Technical Interest Group (TIG) on autocatalytic sets
The COBRA Technical Interest Group (TIG) on autocatalytic sets (ACSs) will be hosted at ECLT from Nov 18 to 28, 2013 and it will focus on some key technical aspects concerning both the emergence and the identification of ACSs in catalytic reaction networks.
Autocatalytic sets, broadly defined as sets of molecules where the formation of each molecule is catalyzed by another molecule of the set, seem to have played an important role in the processes that led to the origin of life. Furthermore, they also perform very important tasks in the current cell architecture; hence, exploiting the properties of these bio-chemical structures could lead to the creation of new living technologies.
An important aspect of the ACSs concerns their spontaneous emergence. Although their appearance has been shown in several theoretical models, it is very difficult to reproduce their emergence in wet laboratories.
The TIG will consist of an intensive two-weeks study period aimed at understanding in depth the behaviour of these theoretical models, on the basis of extensive previous work at ECLT and Lausanne. The main topics that will be addressed are:
- The role of the ACSs in bio-chemical network dynamics
- The network structures favoring the formation of such kind of dynamical and topological structures
- The algorithms devoted to the identification of ACSs.
In this period ECLT will host dr. Wim Hordijk, a well-known researcher in autocatalytic sets, as well as the interested COBRA partners, for working with Alessandro Filisetti and other post-docs of ECLT, with prof. Irene Poli and with proff. Roberto Serra and Marco Villani from Modena University.
Alessandro Filisetti holds a PhD in “Multiscale Modeling, Computational Simulation and Characterization in Material and Life Sciences” obtained at the University of Modena and Reggio Emilia, in 2011. His research interests concern the analysis and the characterization of self-organizing behaviors in both natural and artificial systems. Currently his research focuses on two distinct topics: protocell models and propagation of sustainable initiatives, innovations in general, in socio-economic energy systems.
Wim Hordijk is a well-known researcher in complex systems. In particular, in the last years he has worked on autocatalytic reaction sets with Mike Steel and they have published an extremely interesting series of papers. In the beginning, they developed a method to identify such sets, later they deepened the conceptual aspects, developing the notion of RAF sets (reflexive autocatalytic sets).
Irene Poli is Professor of Statistics at the Ca' Foscari University of Venice and Director of the European Centre for Living Technology. She leads a research group on Statistical Design of Experiments and Data Analysis for combinatorially complex high dimensional problems, developing a new approach to design and modelling based on the concept of evolution.

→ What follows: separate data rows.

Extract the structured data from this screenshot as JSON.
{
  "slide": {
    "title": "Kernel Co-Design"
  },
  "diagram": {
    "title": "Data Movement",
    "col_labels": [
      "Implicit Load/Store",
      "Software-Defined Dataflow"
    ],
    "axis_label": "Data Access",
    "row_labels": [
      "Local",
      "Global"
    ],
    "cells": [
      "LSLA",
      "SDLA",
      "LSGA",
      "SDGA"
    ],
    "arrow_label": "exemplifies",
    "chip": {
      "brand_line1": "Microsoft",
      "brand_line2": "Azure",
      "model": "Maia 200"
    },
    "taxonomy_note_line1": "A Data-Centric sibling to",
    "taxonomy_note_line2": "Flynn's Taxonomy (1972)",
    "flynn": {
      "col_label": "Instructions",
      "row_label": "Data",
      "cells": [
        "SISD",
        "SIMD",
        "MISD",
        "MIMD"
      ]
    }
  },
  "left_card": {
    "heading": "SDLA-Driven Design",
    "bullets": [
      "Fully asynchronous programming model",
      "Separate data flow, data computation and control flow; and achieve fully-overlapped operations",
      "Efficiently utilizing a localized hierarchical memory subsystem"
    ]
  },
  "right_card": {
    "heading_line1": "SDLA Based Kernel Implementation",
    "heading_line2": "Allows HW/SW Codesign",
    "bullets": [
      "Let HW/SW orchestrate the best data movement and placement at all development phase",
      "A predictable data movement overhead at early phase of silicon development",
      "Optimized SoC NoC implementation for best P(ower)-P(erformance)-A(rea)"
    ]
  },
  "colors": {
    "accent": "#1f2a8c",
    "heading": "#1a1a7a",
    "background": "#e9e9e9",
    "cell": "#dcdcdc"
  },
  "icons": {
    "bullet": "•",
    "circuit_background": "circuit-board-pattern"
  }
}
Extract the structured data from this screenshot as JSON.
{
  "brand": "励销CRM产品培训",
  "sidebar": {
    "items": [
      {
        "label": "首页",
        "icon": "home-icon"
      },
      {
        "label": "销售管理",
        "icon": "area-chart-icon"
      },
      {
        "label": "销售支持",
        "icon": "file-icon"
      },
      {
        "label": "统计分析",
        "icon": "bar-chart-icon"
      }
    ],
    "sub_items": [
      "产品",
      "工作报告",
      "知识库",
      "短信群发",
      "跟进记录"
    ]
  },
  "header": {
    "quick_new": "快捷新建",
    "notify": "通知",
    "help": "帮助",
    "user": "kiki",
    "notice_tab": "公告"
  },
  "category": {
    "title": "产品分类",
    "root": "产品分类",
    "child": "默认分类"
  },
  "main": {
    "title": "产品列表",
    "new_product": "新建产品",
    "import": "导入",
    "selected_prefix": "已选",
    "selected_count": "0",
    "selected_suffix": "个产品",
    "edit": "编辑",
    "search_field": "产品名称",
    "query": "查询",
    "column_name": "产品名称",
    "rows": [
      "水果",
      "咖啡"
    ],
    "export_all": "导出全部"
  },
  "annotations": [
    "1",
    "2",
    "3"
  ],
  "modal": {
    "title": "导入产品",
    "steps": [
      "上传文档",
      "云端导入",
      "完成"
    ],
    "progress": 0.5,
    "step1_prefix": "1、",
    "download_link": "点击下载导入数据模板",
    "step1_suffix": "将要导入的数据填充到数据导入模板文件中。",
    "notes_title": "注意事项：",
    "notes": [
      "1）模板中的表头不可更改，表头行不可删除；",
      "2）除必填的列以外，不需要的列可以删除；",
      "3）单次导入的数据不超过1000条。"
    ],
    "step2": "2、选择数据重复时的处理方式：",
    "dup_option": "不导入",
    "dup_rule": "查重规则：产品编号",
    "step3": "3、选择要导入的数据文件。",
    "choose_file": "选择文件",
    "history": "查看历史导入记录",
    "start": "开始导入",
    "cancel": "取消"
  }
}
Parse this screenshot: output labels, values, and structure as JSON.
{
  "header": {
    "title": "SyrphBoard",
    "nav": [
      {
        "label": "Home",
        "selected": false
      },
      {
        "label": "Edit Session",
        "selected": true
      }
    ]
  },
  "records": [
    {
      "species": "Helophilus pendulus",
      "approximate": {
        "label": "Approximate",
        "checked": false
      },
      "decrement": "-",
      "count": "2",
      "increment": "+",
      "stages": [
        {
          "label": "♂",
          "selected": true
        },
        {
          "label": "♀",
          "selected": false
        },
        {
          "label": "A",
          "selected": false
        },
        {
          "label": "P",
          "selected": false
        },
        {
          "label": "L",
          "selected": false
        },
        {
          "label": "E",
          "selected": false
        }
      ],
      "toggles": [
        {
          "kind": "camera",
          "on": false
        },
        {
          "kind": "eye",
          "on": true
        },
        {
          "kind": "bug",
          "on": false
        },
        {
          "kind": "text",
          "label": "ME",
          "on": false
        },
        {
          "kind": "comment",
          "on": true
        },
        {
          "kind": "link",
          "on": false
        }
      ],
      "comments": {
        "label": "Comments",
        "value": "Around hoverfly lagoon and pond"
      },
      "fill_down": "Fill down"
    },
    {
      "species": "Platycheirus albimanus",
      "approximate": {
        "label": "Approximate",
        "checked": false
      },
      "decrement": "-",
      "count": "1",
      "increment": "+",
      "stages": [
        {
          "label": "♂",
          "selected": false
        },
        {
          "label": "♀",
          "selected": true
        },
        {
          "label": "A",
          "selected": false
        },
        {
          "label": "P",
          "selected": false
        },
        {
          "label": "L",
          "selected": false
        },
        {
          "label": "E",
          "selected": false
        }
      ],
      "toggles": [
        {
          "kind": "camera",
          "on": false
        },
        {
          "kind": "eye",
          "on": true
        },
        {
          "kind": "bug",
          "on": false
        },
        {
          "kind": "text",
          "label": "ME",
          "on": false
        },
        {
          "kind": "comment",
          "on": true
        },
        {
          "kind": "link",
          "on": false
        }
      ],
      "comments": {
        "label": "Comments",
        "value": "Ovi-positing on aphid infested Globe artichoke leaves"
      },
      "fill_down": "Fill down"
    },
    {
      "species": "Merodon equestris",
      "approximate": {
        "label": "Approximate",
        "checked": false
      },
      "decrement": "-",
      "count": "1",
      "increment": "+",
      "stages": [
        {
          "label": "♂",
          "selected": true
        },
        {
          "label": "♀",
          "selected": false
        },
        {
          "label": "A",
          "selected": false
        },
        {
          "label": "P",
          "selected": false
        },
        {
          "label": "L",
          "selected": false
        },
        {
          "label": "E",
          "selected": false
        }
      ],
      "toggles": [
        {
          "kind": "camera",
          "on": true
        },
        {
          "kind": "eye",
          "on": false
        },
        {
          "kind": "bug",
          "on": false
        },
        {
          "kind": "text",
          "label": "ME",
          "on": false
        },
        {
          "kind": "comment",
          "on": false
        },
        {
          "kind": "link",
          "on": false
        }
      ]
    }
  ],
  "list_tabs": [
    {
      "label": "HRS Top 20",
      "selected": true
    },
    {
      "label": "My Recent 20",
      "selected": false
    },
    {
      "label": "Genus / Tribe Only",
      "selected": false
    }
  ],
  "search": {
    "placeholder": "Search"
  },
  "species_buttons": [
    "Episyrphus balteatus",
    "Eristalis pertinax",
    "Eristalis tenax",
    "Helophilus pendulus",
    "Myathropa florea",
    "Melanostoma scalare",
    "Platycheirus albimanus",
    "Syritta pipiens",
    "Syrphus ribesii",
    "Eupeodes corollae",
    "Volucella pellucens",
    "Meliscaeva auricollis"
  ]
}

Roberto Serra since 2004 is full professor of computer science and engineering at the University of Modena and Reggio Emilia. His main focus areas include: modelling genetic regulatory networks, modelling the dynamics of populations of protocells, modelling cascades of innovations in social systems.
Marco Villani is researcher and professor in Engineering and Computer Science at the University of Modena and Reggio Emilia. Hewas and is involved in several Italian and European projects, applying complex systems concepts in areas that require strong interdisciplinary interactions.